Linked to this issue is public concern about de-institutionalization. Over the past 40 years, large mental hospitals have closed and care has shifted to the community. Has this shift caused more people to be harmed by people with a mental illness? This idea is often put forth when a violent event occurs. In Canada, publicity surrounding rare but high-profile homicides committed by individuals with serious mental illness is a major source of fear and stigma toward these people.

Such high-profile cases have directly influenced law reform, particularly Bill C-14, the Not Criminally Responsible (NCR) Reform Act, which came into force across Canada on July 11, 2014. Two cases featured prominently in this debate – Allan Schoenborn and Vincent Li – were of individuals found NCR on charges of homicide. Are these cases becoming more common? Is the public at heightened risk?

The answer is no. Our team investigated whether homicide associated with mental illness has become more common over recent decades, as mental health services shifted to the community. To do this, we studied all homicides committed in Ontario since 1987, including those resulting in an NCR disposition. Our aim was to provide population-level data to test if homicides committed by seriously mentally ill persons have increased over time, particularly in the face of declining inpatient care and increasing community care. We also wanted to explore the types of psychiatric illness seen in perpetrators and characteristics of their victims.

There were 4,402 homicide offenders recorded from 1987 to 2012. Among these, 163 individuals – or 4 per cent of all offenders – were seriously mentally ill and found NCR. Of these, 83 per cent had a psychotic disorder at the time of the offence. In contrast to declining hospitalization rates, the rate of NCR homicide remained constant at about 6.5 cases per year. In contrast, there was an average of 163 non-NCR homicides per year, with a significant decline observed from 1987 to 2012. There was no relationship between the rate of NCR homicides and rates of psychiatric inpatient hospitalization.

The chance of being killed by a mentally ill stranger is exceedingly rare, based on our study. Our data showed that of the 710 people killed by strangers over this time period, 15 were killed by mentally unwell persons.

Family members were more likely to be victims of NCR-related homicides, while non-NCR homicides more often involved acquaintance and stranger victims. Overall then, the rate of NCR homicides in this province has not changed over the past 25 years. Declining inpatient psychiatric service utilization is not associated with any increase in murder rates.

Rates of homicide in the general population have risen and fallen with no relationship to social policies regarding mental illness. It does appear that substance abuse has become a more common problem for the mentally ill, as it has in society in general.

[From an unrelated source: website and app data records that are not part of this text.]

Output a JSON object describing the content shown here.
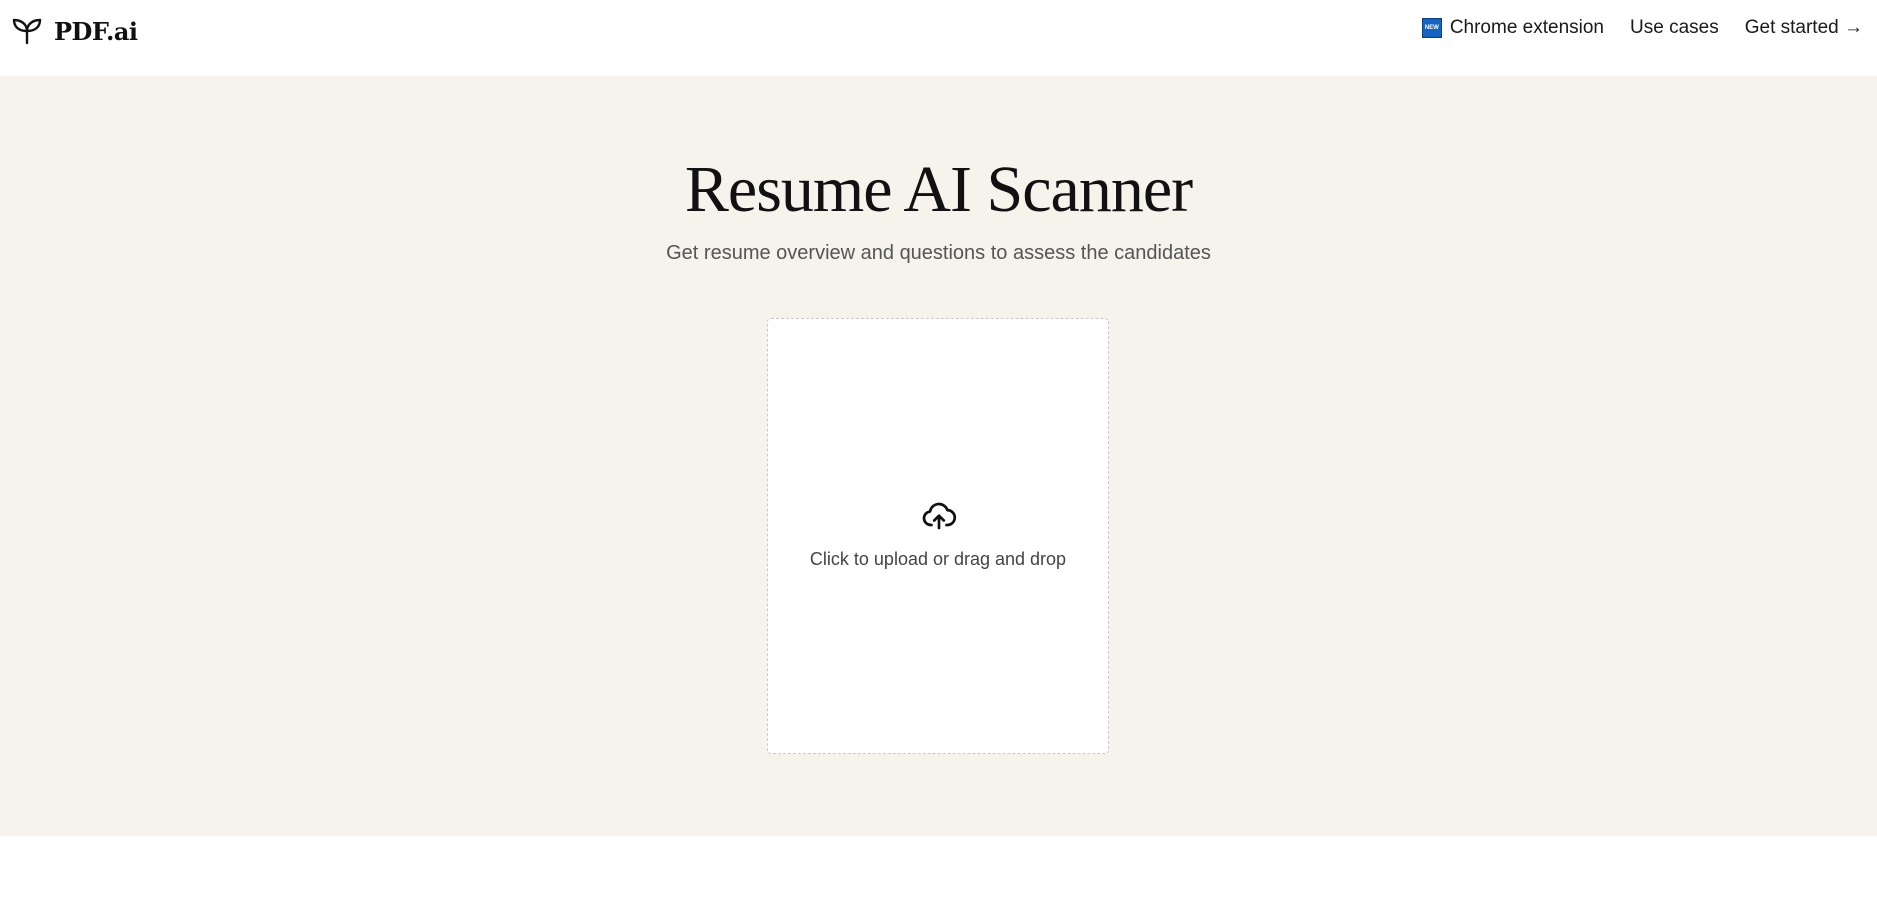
{
  "header": {
    "logo_text": "PDF.ai",
    "logo_icon": "sprout-icon",
    "nav": {
      "chrome_badge": "NEW",
      "chrome_label": "Chrome extension",
      "use_cases_label": "Use cases",
      "get_started_label": "Get started →"
    }
  },
  "hero": {
    "title": "Resume AI Scanner",
    "subtitle": "Get resume overview and questions to assess the candidates",
    "background": "#f6f3ed"
  },
  "upload": {
    "icon": "cloud-upload-icon",
    "label": "Click to upload or drag and drop"
  },
  "colors": {
    "badge_blue": "#1565c0",
    "text_primary": "#111111",
    "text_muted": "#555555"
  }
}
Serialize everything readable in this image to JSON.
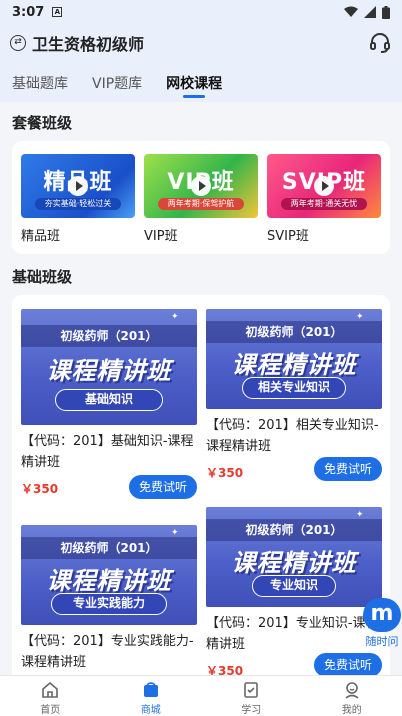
{
  "status_bar": {
    "time": "3:07",
    "badge": "A"
  },
  "header": {
    "title": "卫生资格初级师",
    "exchange_icon": "exchange-icon",
    "support_icon": "headset-icon"
  },
  "tabs": [
    {
      "label": "基础题库",
      "active": false
    },
    {
      "label": "VIP题库",
      "active": false
    },
    {
      "label": "网校课程",
      "active": true
    }
  ],
  "package_section": {
    "title": "套餐班级",
    "items": [
      {
        "banner": "精品班",
        "tagline": "夯实基础·轻松过关",
        "label": "精品班"
      },
      {
        "banner": "VIP班",
        "tagline": "两年考期·保驾护航",
        "label": "VIP班"
      },
      {
        "banner": "SVIP班",
        "tagline": "两年考期·通关无忧",
        "label": "SVIP班"
      }
    ]
  },
  "basic_section": {
    "title": "基础班级",
    "courses": [
      {
        "thumb_top": "初级药师（201）",
        "thumb_main": "课程精讲班",
        "thumb_pill": "基础知识",
        "title": "【代码：201】基础知识-课程精讲班",
        "price": "￥350",
        "button": "免费试听"
      },
      {
        "thumb_top": "初级药师（201）",
        "thumb_main": "课程精讲班",
        "thumb_pill": "相关专业知识",
        "title": "【代码：201】相关专业知识-课程精讲班",
        "price": "￥350",
        "button": "免费试听"
      },
      {
        "thumb_top": "初级药师（201）",
        "thumb_main": "课程精讲班",
        "thumb_pill": "专业实践能力",
        "title": "【代码：201】专业实践能力-课程精讲班",
        "price": "",
        "button": ""
      },
      {
        "thumb_top": "初级药师（201）",
        "thumb_main": "课程精讲班",
        "thumb_pill": "专业知识",
        "title": "【代码：201】专业知识-课程精讲班",
        "price": "￥350",
        "button": "免费试听"
      }
    ]
  },
  "floating": {
    "label": "随时问"
  },
  "bottom_nav": [
    {
      "label": "首页",
      "icon": "home-icon",
      "active": false
    },
    {
      "label": "商城",
      "icon": "shop-icon",
      "active": true
    },
    {
      "label": "学习",
      "icon": "study-icon",
      "active": false
    },
    {
      "label": "我的",
      "icon": "profile-icon",
      "active": false
    }
  ],
  "colors": {
    "accent": "#1e6fe6",
    "price": "#e33b2e"
  }
}
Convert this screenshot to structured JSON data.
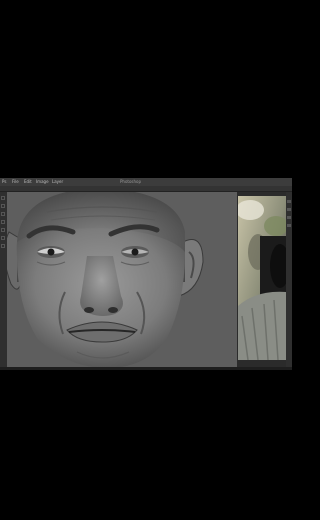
{
  "app": {
    "menu": [
      "Ps",
      "File",
      "Edit",
      "Image",
      "Layer"
    ],
    "window_title": "Photoshop"
  },
  "canvas": {
    "subject": "painted-face"
  },
  "reference": {
    "subject": "reference-photo"
  },
  "colors": {
    "background": "#000000",
    "chrome": "#2b2b2b",
    "canvas_bg": "#5e5e5e"
  }
}
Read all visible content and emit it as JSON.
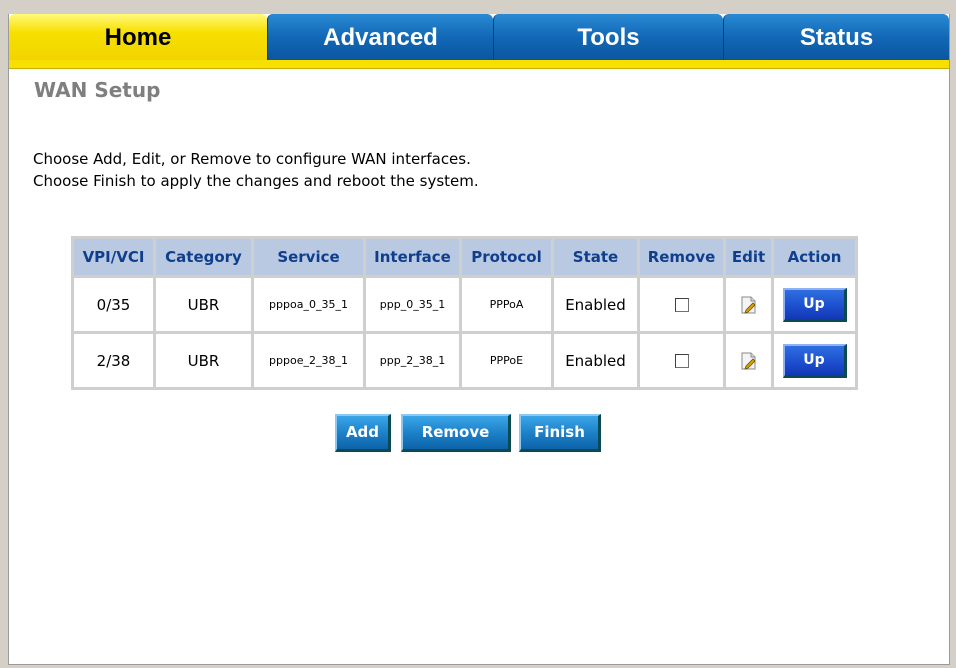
{
  "tabs": [
    {
      "label": "Home"
    },
    {
      "label": "Advanced"
    },
    {
      "label": "Tools"
    },
    {
      "label": "Status"
    }
  ],
  "page": {
    "title": "WAN Setup",
    "description_line1": "Choose Add, Edit, or Remove to configure WAN interfaces.",
    "description_line2": "Choose Finish to apply the changes and reboot the system."
  },
  "table": {
    "headers": [
      "VPI/VCI",
      "Category",
      "Service",
      "Interface",
      "Protocol",
      "State",
      "Remove",
      "Edit",
      "Action"
    ],
    "rows": [
      {
        "vpi_vci": "0/35",
        "category": "UBR",
        "service": "pppoa_0_35_1",
        "interface": "ppp_0_35_1",
        "protocol": "PPPoA",
        "state": "Enabled",
        "action": "Up"
      },
      {
        "vpi_vci": "2/38",
        "category": "UBR",
        "service": "pppoe_2_38_1",
        "interface": "ppp_2_38_1",
        "protocol": "PPPoE",
        "state": "Enabled",
        "action": "Up"
      }
    ]
  },
  "buttons": {
    "add": "Add",
    "remove": "Remove",
    "finish": "Finish"
  },
  "colors": {
    "active_tab": "#f7e000",
    "inactive_tab": "#1268b6",
    "header_bg": "#b9c9e2",
    "header_text": "#0f3f8c",
    "button": "#1c7ec6"
  }
}
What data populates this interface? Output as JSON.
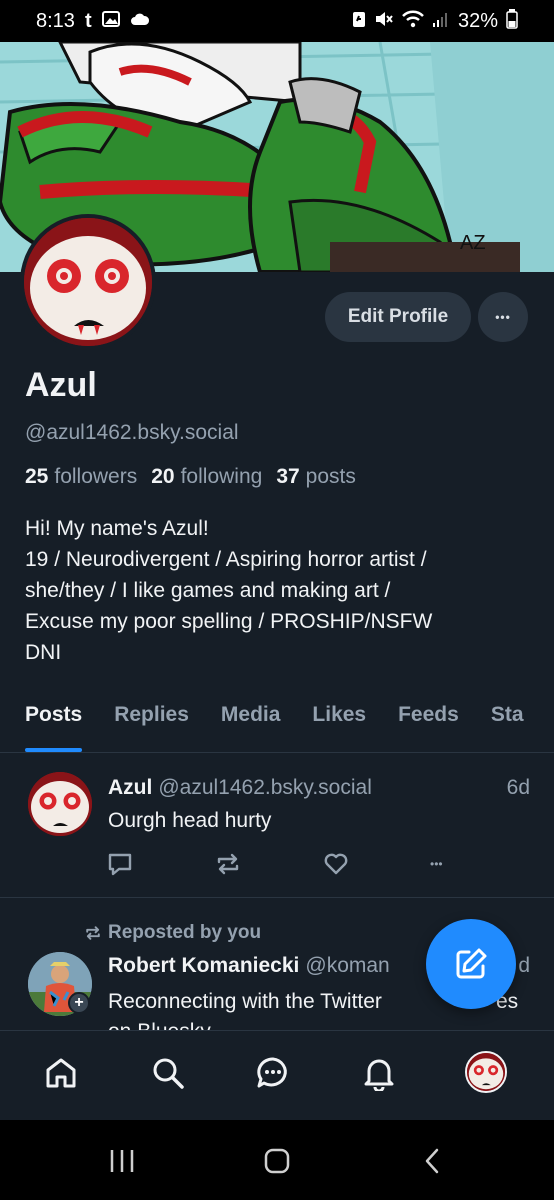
{
  "status_bar": {
    "time": "8:13",
    "notif_t": "t",
    "battery": "32%"
  },
  "banner": {
    "signature": "AZ"
  },
  "profile": {
    "edit_label": "Edit Profile",
    "more_label": "•••",
    "display_name": "Azul",
    "handle": "@azul1462.bsky.social",
    "followers_count": "25",
    "followers_label": "followers",
    "following_count": "20",
    "following_label": "following",
    "posts_count": "37",
    "posts_label": "posts",
    "bio_lines": [
      "Hi! My name's Azul!",
      "19 / Neurodivergent / Aspiring horror artist /",
      "she/they / I like games and making art /",
      "Excuse my poor spelling / PROSHIP/NSFW",
      "DNI"
    ]
  },
  "tabs": [
    "Posts",
    "Replies",
    "Media",
    "Likes",
    "Feeds",
    "Sta"
  ],
  "post": {
    "name": "Azul",
    "handle": "@azul1462.bsky.social",
    "time": "6d",
    "text": "Ourgh head hurty",
    "more_label": "•••"
  },
  "repost": {
    "label": "Reposted by you",
    "name": "Robert Komaniecki",
    "handle": "@koman",
    "time": "d",
    "text_line1": "Reconnecting with the Twitter",
    "text_line1_end": "es",
    "text_line2": "on Bluesky",
    "plus": "+"
  },
  "icons": {
    "reply": "reply-icon",
    "repost": "repost-icon",
    "like": "heart-icon",
    "compose": "compose-icon",
    "home": "home-icon",
    "search": "search-icon",
    "chat": "chat-icon",
    "notifications": "bell-icon"
  },
  "colors": {
    "accent": "#208bfe",
    "background": "#161e27",
    "muted": "#94a1af"
  }
}
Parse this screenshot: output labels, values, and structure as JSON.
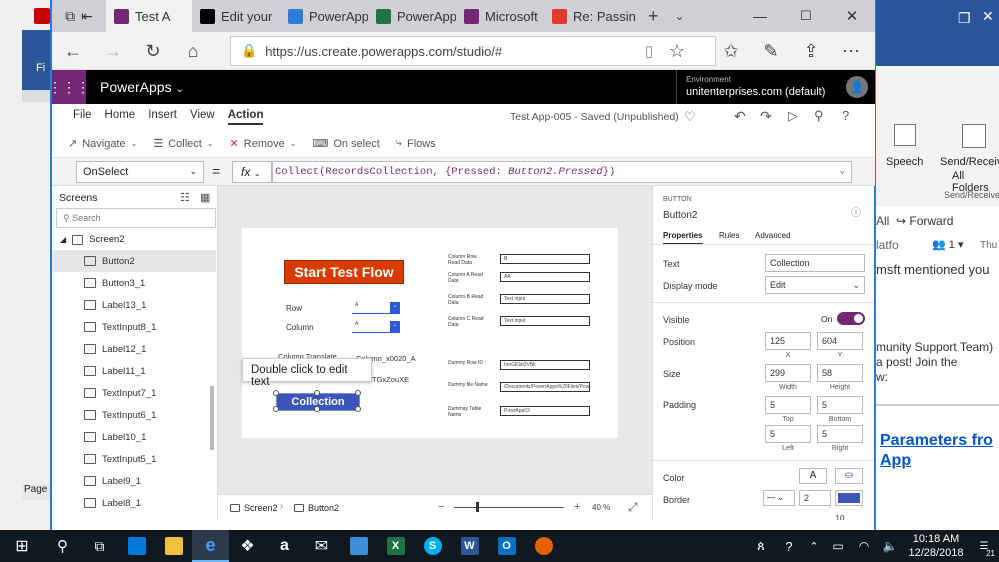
{
  "browser": {
    "tabs": [
      {
        "label": "Test A",
        "color": "#742774",
        "active": true
      },
      {
        "label": "Edit your",
        "color": "#000000"
      },
      {
        "label": "PowerApp",
        "color": "#2f7bd6"
      },
      {
        "label": "PowerApp",
        "color": "#217346"
      },
      {
        "label": "Microsoft",
        "color": "#742774"
      },
      {
        "label": "Re: Passin",
        "color": "#e0392d"
      }
    ],
    "url": "https://us.create.powerapps.com/studio/#"
  },
  "app": {
    "brand": "PowerApps",
    "environment_label": "Environment",
    "environment_value": "unitenterprises.com (default)",
    "app_status": "Test App-005 - Saved (Unpublished)"
  },
  "menus": [
    "File",
    "Home",
    "Insert",
    "View",
    "Action"
  ],
  "toolbar": {
    "navigate": "Navigate",
    "collect": "Collect",
    "remove": "Remove",
    "onselect": "On select",
    "flows": "Flows"
  },
  "formula": {
    "property": "OnSelect",
    "fx": "fx",
    "part1": "Collect(RecordsCollection, {Pressed: ",
    "part2": "Button2.Pressed",
    "part3": "})"
  },
  "left_pane": {
    "title": "Screens",
    "search_placeholder": "Search",
    "screen": "Screen2",
    "items": [
      "Button2",
      "Button3_1",
      "Label13_1",
      "TextInput8_1",
      "Label12_1",
      "Label11_1",
      "TextInput7_1",
      "TextInput6_1",
      "Label10_1",
      "TextInput5_1",
      "Label9_1",
      "Label8_1"
    ]
  },
  "canvas": {
    "start_button": "Start Test Flow",
    "row_label": "Row",
    "column_label": "Column",
    "row_value": "A",
    "column_value": "A",
    "col_translate": "Column Translate",
    "col_translate_value": "Column_x0020_A",
    "hidden_value": "TGxZouXE",
    "tooltip": "Double click to edit text",
    "collection_button": "Collection",
    "right_labels": [
      "Column Row Read Data",
      "Column A Read Data",
      "Column B Read Data",
      "Column C Read Data",
      "Dummy Row ID",
      "Dummy file Name",
      "Dummay Table Name"
    ],
    "right_values": [
      "B",
      "AA",
      "Text input",
      "Text input",
      "hnrGKbit3VBk",
      "/Documents/PowerApps%20Files/Power",
      "PowrApp02"
    ]
  },
  "status": {
    "screen": "Screen2",
    "control": "Button2",
    "zoom": "40",
    "zoom_unit": "%"
  },
  "props": {
    "type": "BUTTON",
    "name": "Button2",
    "tabs": [
      "Properties",
      "Rules",
      "Advanced"
    ],
    "text_label": "Text",
    "text_value": "Collection",
    "display_label": "Display mode",
    "display_value": "Edit",
    "visible_label": "Visible",
    "visible_value": "On",
    "position_label": "Position",
    "pos_x": "125",
    "pos_y": "604",
    "x_cap": "X",
    "y_cap": "Y",
    "size_label": "Size",
    "width": "299",
    "height": "58",
    "width_cap": "Width",
    "height_cap": "Height",
    "padding_label": "Padding",
    "top": "5",
    "bottom": "5",
    "left": "5",
    "right": "5",
    "top_cap": "Top",
    "bottom_cap": "Bottom",
    "left_cap": "Left",
    "right_cap": "Right",
    "color_label": "Color",
    "color_a": "A",
    "border_label": "Border",
    "border_value": "2",
    "next_value": "10"
  },
  "outlook": {
    "speech": "Speech",
    "send_receive": "Send/Receive",
    "all_folders": "All Folders",
    "send_receive2": "Send/Receive",
    "all": "All",
    "forward": "Forward",
    "platform": "latfo",
    "people_count": "1",
    "thu": "Thu",
    "mentioned": "msft mentioned you",
    "support1": "munity Support Team)",
    "support2": "a post! Join the",
    "support3": "w:",
    "link1": "Parameters fro",
    "link2": "App"
  },
  "taskbar": {
    "time": "10:18 AM",
    "date": "12/28/2018",
    "notifications": "21"
  },
  "colors": {
    "accent": "#742774",
    "start_button": "#d83b01",
    "collection_button": "#3a56b8",
    "taskbar": "#101820",
    "link": "#0055cc"
  }
}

We concluded, as have others before us, that public fears of the mentally ill greatly exceed the actual risk of violence posed by such persons. A small number of people may pose an increased risk to others, but this risk is a result of acute symptoms that can respond to treatment. Policies of social inclusion, stigma reduction and providing people with care are the most important steps to advance the well-being of individuals with mental illness; this may facilitate an even lower risk of violence to others.